The experienced mediator Julian Hottinger has highlighted the importance of getting the approach right: introducing security arrangements into negotiations in a way that will do more good than harm, and that ensures they can be implemented. Unfortunately, as the Abuja negotiations on Darfur illustrate, not all international mediation efforts recognise the strategic significance of security arrangements. Too often they are simply seen as technical mechanisms to secure the political strategy for a peace process. This ignores the reality that security arrangements are critical elements of the overall political strategy and are fundamental to the effectiveness of a peace process.
There are three basic components of good security governance that need to be addressed: 1) building a set of capable and responsive security institutions that are subject to effective oversight; 2) establishing legitimate security governing principles and norms; and 3) building an effective legal framework.

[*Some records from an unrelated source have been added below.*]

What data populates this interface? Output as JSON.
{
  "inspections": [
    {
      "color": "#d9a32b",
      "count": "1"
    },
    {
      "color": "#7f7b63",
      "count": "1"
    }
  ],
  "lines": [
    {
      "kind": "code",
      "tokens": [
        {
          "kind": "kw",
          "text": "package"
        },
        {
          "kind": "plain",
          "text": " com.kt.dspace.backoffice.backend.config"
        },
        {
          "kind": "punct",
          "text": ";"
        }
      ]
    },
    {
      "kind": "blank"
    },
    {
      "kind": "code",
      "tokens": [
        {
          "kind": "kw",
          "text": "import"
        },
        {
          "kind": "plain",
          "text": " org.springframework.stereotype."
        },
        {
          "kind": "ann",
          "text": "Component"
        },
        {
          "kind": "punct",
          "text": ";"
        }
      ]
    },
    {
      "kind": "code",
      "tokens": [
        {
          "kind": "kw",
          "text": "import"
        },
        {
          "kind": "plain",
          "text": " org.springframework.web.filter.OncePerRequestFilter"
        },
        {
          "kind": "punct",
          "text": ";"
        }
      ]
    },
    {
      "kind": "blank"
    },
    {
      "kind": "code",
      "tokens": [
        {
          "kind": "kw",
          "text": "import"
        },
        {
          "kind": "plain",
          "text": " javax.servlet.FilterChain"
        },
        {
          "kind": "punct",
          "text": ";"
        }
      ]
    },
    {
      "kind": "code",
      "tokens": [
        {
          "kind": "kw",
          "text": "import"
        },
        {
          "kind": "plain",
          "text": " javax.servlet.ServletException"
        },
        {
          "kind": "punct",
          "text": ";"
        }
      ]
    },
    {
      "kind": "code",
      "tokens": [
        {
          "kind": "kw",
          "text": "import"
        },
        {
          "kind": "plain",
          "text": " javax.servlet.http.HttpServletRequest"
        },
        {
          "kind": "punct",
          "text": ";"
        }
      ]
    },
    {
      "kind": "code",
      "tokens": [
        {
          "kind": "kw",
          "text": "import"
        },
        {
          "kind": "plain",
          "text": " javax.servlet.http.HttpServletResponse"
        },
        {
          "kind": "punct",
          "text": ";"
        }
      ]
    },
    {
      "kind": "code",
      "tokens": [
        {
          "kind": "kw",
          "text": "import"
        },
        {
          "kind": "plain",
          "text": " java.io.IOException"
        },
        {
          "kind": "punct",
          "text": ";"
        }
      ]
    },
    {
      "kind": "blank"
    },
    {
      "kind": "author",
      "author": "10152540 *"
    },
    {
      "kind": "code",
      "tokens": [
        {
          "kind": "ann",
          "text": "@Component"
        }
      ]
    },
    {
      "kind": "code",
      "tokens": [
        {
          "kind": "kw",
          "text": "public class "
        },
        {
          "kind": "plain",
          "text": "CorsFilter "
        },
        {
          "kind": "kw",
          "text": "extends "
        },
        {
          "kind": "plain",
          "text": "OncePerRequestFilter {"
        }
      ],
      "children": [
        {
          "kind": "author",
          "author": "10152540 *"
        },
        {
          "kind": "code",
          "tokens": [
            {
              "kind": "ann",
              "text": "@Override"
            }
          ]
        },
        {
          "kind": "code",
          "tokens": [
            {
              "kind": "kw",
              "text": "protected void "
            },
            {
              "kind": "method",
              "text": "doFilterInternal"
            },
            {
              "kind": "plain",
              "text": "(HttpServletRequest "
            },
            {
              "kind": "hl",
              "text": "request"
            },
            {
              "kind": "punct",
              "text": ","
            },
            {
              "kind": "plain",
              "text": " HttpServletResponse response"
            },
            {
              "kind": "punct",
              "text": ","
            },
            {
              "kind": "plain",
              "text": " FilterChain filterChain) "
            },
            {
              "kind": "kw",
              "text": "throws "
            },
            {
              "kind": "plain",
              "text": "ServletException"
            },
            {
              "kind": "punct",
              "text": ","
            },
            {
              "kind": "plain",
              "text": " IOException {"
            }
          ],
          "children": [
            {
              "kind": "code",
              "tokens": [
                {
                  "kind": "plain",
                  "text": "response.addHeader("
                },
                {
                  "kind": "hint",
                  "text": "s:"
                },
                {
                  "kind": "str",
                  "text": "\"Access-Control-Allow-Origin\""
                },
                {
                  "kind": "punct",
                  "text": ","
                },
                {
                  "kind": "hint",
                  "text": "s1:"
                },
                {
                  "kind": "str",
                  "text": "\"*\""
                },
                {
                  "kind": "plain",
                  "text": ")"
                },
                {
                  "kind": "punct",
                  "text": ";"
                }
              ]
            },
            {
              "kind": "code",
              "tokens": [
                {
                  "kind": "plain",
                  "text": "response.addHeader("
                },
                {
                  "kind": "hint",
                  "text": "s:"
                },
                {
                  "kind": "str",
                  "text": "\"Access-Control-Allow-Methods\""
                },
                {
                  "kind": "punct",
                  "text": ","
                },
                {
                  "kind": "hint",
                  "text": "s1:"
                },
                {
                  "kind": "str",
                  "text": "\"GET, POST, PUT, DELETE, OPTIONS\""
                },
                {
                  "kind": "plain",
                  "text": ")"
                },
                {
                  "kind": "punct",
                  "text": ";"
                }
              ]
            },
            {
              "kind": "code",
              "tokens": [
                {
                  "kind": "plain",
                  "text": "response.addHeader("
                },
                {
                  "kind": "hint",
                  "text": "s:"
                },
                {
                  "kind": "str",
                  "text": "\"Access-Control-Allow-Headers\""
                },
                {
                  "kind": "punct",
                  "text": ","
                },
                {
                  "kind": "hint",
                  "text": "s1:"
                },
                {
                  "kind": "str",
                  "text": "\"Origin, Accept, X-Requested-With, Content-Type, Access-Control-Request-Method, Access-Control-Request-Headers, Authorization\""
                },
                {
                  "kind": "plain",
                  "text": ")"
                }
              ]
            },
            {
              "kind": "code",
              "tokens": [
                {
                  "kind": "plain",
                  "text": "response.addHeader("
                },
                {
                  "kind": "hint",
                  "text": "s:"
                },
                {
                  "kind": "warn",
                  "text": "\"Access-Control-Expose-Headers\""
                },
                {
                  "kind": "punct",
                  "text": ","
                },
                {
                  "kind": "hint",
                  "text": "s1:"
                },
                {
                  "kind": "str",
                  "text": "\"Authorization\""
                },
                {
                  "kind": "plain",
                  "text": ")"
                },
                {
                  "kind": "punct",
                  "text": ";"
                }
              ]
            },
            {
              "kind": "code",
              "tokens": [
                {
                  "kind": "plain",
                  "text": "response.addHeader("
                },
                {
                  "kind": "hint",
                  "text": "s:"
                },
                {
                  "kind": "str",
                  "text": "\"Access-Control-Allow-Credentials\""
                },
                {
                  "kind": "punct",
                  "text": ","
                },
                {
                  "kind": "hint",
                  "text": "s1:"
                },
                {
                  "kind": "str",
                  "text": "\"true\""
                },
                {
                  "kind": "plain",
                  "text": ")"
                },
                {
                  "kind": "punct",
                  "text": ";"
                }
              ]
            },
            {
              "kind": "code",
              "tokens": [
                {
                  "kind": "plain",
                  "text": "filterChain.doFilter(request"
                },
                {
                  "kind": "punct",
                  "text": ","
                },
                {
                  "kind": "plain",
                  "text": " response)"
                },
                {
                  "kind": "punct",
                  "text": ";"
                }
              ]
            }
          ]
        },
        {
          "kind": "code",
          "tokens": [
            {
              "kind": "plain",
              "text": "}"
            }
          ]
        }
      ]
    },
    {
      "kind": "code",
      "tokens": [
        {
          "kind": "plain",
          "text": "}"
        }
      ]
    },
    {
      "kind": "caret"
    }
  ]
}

The missing element from a successful negotiated strategy to end conflict in Somalia has been any serious attention to such negotiated security arrangements as described above. Many other examples of effective local Somali strategies for security stabilisation and negotiation can be found in Interpeace’s Peace Mapping study, which is outlined in more detail elsewhere in this publication (see section 2, p. 45). The arguments put forward in this paper draw heavily on the lessons of these case studies.
In Somalia, simplistic assumptions about the relationship between statebuilding and peacebuilding have led international actors to neglect key elements of the latter, notably the challenges of negotiating meaningful transitional security arrangements. Instead, the international community has assumed that the revived state will address these questions.
For Abdullahi Yusuf’s successor, President Sheikh Sharif Sheikh Ahmed, there was an opportunity to recast the mould and embrace a consensus-based, decentralised and incremental approach to security arrangements. And for the international community there was an opportunity to re-think the strategy that equates statebuilding with peacebuilding.